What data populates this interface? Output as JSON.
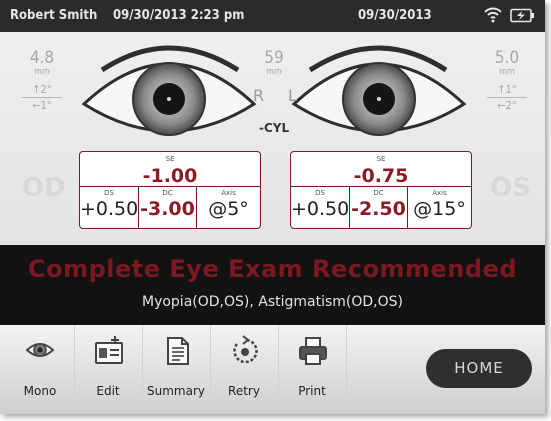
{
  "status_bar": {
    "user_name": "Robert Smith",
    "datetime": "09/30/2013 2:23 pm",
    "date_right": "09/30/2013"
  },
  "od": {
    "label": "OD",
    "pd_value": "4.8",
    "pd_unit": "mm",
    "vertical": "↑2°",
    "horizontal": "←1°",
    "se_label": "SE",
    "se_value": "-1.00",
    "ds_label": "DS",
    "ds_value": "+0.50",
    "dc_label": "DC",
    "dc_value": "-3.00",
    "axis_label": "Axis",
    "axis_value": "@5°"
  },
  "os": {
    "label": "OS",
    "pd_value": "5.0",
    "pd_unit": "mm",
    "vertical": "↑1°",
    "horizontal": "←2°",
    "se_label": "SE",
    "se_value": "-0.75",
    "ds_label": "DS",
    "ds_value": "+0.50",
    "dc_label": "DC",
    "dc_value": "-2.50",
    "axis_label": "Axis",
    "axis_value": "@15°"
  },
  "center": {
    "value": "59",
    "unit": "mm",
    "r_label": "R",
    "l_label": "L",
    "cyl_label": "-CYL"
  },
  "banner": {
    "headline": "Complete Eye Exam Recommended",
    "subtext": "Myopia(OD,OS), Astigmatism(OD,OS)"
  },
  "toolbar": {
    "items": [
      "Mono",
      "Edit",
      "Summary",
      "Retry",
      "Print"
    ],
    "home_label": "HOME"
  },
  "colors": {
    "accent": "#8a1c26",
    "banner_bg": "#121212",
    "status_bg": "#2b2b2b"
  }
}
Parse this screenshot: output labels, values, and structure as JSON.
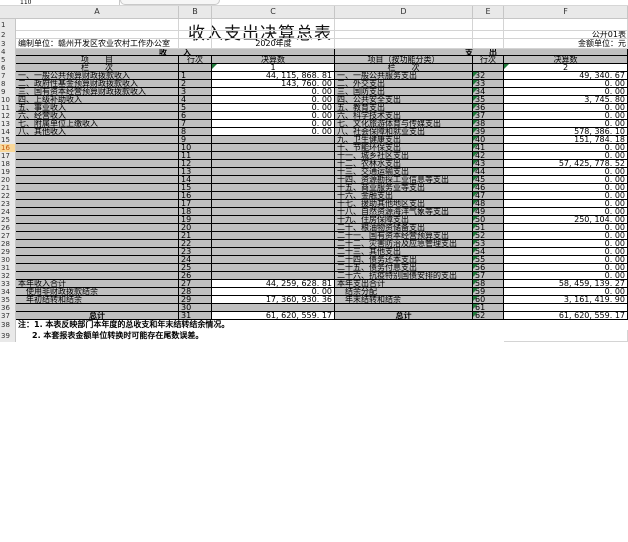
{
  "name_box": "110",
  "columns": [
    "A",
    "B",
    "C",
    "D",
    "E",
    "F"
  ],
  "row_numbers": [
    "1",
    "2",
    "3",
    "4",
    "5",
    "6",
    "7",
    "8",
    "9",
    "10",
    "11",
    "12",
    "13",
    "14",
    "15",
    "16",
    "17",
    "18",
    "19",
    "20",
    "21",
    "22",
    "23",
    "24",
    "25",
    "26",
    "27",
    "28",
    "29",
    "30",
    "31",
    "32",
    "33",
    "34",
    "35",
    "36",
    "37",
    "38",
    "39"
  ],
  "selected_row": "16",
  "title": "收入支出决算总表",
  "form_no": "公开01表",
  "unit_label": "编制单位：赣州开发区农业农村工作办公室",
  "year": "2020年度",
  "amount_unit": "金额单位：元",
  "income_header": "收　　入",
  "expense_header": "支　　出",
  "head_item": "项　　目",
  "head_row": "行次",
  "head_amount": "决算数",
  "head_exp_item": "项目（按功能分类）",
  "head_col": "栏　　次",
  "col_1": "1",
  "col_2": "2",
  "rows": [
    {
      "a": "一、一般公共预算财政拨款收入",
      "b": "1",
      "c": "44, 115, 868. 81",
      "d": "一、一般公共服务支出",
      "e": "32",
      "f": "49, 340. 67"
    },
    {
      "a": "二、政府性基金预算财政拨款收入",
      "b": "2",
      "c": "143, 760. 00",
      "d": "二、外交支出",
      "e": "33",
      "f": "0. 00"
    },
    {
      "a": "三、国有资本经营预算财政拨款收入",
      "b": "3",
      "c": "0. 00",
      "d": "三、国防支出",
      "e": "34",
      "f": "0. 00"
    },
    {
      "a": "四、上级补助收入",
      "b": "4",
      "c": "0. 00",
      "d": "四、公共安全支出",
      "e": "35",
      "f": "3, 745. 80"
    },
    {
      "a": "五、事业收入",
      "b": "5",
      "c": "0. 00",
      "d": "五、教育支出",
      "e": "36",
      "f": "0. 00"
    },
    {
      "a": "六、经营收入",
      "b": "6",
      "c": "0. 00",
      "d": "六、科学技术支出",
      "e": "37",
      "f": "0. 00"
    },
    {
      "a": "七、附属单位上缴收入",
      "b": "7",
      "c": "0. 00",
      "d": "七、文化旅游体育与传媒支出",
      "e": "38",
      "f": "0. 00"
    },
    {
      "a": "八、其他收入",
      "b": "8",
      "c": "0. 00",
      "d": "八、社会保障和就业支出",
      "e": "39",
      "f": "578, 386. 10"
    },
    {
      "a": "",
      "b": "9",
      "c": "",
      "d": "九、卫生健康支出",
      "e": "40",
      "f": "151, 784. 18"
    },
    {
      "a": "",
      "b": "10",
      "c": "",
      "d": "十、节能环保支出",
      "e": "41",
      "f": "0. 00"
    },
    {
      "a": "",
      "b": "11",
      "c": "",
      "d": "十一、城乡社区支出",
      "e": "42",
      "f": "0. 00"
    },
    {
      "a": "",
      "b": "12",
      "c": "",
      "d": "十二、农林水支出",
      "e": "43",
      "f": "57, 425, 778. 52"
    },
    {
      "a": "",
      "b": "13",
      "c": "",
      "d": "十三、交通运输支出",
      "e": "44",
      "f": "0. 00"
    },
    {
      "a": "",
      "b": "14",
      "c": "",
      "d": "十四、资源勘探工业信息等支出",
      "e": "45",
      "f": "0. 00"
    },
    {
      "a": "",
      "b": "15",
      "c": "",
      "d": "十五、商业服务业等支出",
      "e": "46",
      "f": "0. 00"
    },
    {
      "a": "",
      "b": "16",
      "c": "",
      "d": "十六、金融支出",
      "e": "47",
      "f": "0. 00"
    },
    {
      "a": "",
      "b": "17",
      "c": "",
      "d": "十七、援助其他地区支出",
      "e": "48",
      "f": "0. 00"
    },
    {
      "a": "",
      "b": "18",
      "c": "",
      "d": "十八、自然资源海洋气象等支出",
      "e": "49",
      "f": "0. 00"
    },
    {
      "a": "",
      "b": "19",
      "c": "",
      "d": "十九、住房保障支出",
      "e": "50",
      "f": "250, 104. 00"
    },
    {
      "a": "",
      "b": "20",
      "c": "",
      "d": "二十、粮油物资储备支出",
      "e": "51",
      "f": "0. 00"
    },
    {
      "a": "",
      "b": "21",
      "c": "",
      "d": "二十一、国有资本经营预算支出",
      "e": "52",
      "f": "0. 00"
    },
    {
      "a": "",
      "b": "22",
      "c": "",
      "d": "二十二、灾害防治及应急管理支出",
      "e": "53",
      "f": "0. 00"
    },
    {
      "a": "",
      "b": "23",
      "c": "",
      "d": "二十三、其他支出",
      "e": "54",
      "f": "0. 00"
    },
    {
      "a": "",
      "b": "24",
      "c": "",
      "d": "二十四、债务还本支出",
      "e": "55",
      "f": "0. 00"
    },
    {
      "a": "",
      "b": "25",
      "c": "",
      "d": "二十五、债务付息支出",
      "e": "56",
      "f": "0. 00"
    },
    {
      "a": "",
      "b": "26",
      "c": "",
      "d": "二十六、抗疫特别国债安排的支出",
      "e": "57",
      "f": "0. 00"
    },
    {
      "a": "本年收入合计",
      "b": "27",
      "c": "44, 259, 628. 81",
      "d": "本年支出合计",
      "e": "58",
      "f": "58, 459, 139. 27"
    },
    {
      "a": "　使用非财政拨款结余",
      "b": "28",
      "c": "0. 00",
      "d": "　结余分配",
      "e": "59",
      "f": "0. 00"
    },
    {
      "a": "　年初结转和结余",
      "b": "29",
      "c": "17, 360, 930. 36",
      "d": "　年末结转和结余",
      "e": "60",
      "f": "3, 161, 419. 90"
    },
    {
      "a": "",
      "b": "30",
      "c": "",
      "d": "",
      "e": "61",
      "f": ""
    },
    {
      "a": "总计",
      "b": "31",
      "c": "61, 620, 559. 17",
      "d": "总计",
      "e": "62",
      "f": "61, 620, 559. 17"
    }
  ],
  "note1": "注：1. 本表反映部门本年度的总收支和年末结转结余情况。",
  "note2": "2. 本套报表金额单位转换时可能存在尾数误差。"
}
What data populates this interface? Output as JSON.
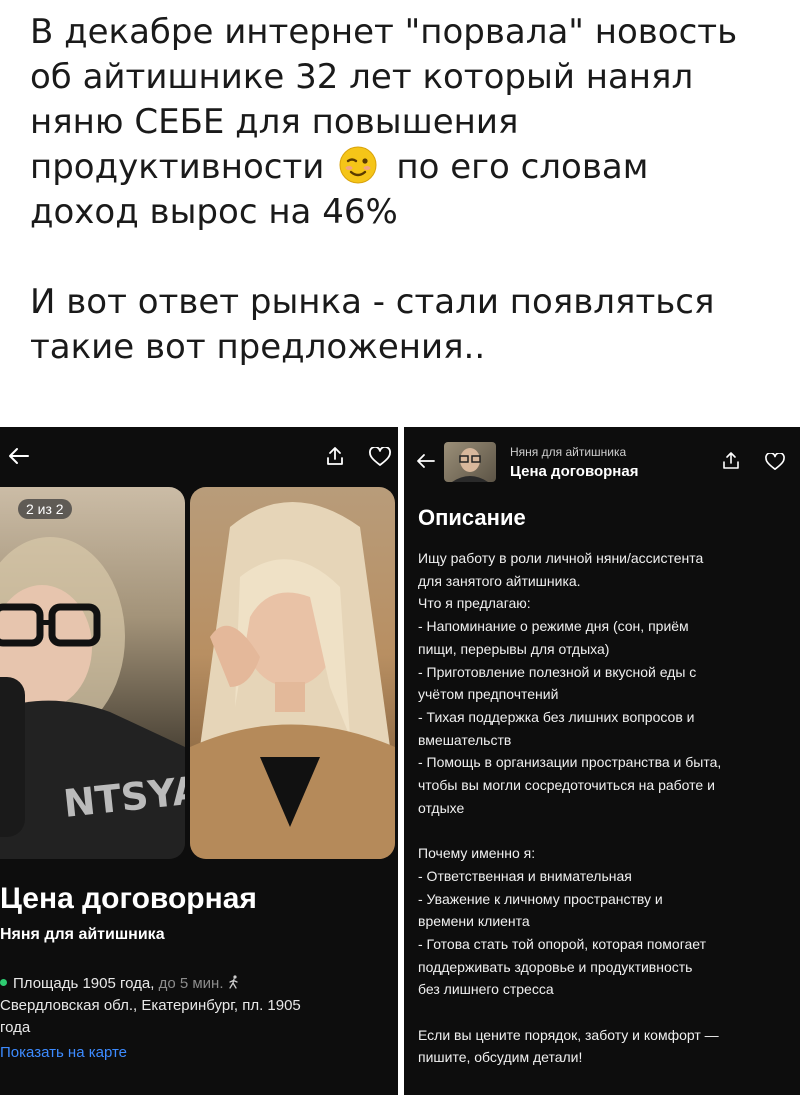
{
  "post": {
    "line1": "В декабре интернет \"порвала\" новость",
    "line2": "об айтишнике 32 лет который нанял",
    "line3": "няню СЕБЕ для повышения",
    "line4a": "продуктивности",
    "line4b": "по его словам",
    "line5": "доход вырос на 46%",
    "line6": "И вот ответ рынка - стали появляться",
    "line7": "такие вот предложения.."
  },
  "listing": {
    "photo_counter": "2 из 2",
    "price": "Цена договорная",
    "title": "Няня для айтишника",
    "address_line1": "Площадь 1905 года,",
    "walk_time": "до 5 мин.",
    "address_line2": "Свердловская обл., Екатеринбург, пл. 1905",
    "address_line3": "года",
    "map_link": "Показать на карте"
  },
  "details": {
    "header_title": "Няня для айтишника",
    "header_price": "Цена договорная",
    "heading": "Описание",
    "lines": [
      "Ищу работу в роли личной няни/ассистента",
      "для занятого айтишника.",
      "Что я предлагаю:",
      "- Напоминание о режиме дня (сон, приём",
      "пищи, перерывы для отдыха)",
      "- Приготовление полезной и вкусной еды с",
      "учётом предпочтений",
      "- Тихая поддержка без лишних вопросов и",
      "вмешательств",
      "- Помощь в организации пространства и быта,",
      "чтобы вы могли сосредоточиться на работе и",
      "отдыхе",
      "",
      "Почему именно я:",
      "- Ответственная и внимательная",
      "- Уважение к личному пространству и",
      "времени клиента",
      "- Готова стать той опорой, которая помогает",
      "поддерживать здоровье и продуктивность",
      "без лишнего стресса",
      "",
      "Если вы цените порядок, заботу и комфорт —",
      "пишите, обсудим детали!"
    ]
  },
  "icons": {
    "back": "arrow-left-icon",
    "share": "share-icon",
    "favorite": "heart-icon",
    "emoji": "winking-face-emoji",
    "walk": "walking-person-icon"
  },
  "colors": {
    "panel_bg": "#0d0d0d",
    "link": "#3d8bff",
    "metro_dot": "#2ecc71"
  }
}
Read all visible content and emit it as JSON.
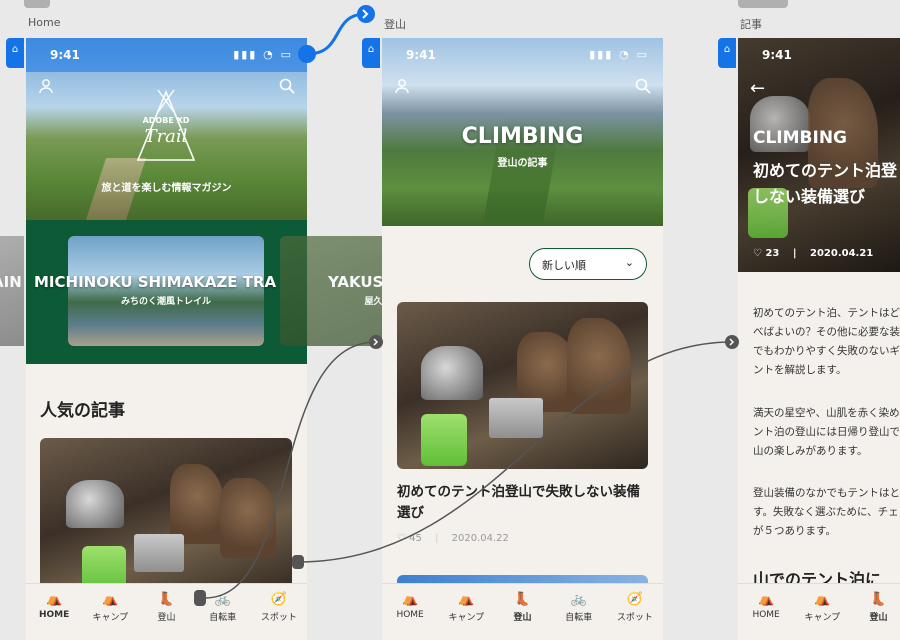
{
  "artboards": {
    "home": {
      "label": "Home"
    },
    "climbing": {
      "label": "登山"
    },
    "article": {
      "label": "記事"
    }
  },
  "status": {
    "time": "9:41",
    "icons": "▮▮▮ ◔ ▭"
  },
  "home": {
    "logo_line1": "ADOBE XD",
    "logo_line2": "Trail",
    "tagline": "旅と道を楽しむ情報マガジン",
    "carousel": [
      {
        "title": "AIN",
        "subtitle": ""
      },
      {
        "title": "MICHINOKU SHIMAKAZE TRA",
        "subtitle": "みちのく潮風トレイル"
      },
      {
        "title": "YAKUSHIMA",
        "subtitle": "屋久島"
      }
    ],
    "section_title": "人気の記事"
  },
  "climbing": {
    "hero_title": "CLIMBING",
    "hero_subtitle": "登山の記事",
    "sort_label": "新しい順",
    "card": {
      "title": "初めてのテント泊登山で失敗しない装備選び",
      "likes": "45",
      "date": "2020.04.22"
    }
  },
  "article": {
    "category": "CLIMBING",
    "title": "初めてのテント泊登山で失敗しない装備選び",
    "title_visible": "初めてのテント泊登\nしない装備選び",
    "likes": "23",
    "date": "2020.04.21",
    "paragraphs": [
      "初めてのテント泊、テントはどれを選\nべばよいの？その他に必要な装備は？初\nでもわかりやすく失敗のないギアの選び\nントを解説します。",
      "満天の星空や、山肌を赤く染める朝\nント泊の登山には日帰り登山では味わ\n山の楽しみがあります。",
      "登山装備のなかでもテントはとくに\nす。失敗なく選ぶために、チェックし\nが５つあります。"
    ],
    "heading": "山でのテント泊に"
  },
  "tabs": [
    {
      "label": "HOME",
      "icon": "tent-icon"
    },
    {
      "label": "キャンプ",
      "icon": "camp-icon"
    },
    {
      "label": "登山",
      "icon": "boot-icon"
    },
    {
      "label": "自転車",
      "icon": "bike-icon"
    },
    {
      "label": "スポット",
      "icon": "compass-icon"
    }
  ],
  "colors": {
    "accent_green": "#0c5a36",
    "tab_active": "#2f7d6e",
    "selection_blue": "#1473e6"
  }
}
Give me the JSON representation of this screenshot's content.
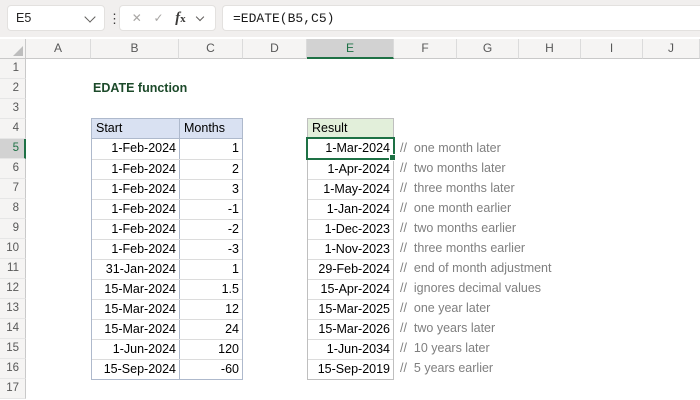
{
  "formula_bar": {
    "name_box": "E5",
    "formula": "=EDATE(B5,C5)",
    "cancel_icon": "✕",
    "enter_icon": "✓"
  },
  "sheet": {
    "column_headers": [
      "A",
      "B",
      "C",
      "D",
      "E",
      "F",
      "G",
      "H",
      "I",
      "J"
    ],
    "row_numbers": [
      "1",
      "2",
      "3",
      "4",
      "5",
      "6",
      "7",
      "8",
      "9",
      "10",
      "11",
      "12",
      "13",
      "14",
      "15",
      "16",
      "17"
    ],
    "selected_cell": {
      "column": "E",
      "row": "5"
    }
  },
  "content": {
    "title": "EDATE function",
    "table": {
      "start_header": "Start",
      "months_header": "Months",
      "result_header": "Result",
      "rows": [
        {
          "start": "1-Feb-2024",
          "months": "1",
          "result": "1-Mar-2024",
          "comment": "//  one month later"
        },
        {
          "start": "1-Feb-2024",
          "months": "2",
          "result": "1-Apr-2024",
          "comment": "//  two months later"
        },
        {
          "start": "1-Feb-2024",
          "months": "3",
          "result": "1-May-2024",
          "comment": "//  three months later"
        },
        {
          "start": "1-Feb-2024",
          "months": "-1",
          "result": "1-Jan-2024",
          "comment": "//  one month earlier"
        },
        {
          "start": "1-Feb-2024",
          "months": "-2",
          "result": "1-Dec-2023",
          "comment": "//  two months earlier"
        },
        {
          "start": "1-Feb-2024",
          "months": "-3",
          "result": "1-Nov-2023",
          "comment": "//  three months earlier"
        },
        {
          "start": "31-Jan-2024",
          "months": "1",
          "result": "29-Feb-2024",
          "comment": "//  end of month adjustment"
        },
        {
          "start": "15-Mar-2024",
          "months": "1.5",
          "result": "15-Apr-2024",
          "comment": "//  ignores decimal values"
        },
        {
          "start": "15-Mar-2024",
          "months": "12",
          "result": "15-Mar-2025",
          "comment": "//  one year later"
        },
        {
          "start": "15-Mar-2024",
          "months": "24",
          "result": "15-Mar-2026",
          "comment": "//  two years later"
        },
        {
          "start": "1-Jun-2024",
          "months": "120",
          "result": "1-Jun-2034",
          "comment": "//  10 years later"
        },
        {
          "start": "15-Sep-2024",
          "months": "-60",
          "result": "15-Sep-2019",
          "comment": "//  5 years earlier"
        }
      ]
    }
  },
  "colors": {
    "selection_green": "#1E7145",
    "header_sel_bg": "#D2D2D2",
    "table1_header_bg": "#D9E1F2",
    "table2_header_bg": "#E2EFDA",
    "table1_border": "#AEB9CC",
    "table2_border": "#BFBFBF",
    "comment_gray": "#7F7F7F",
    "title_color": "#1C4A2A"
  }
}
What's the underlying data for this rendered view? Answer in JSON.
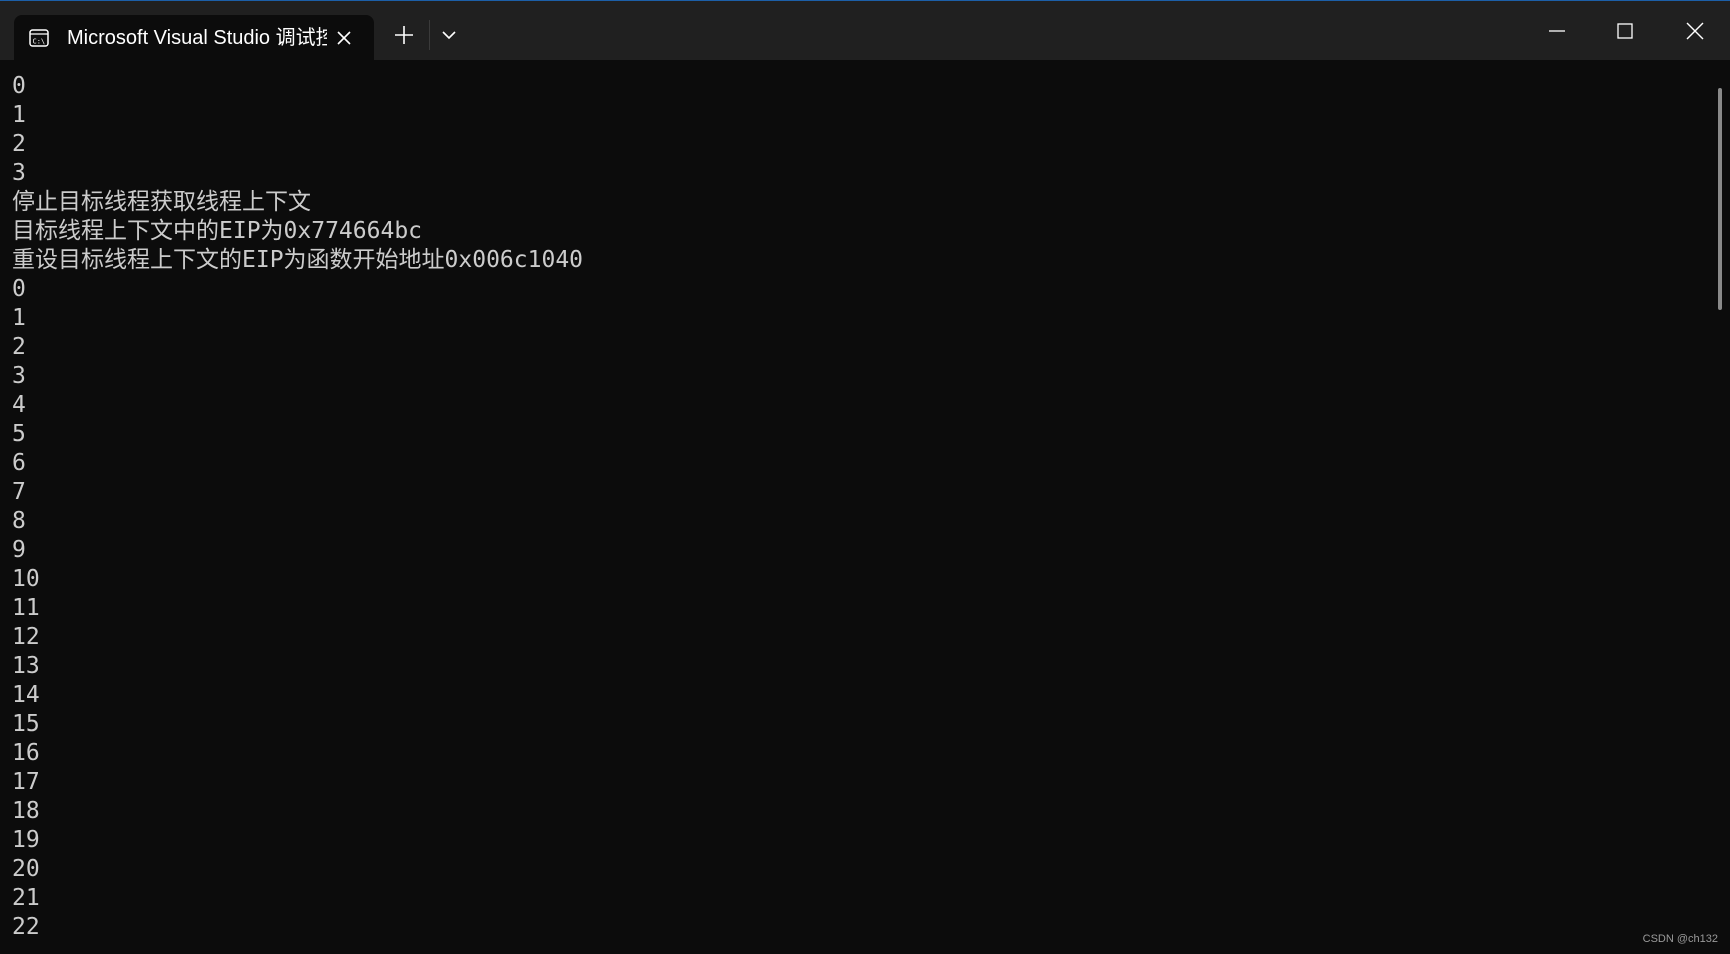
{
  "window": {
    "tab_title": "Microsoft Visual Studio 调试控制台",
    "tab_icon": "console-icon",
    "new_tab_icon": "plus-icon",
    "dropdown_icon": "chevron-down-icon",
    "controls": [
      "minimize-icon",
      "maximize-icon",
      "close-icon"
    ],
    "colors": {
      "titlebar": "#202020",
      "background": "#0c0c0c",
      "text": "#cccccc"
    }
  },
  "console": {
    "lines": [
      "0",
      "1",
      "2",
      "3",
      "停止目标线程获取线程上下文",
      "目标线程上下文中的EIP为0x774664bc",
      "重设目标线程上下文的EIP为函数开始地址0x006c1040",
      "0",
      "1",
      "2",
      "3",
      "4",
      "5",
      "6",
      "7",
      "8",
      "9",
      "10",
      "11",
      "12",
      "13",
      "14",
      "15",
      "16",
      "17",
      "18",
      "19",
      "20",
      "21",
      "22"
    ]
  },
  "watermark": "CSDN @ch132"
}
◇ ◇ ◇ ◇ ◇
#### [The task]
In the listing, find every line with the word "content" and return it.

#### [Result of the exercise]
Read all visible content and emit it as JSON.
Give me the JSON representation of this screenshot's content.
  "content": {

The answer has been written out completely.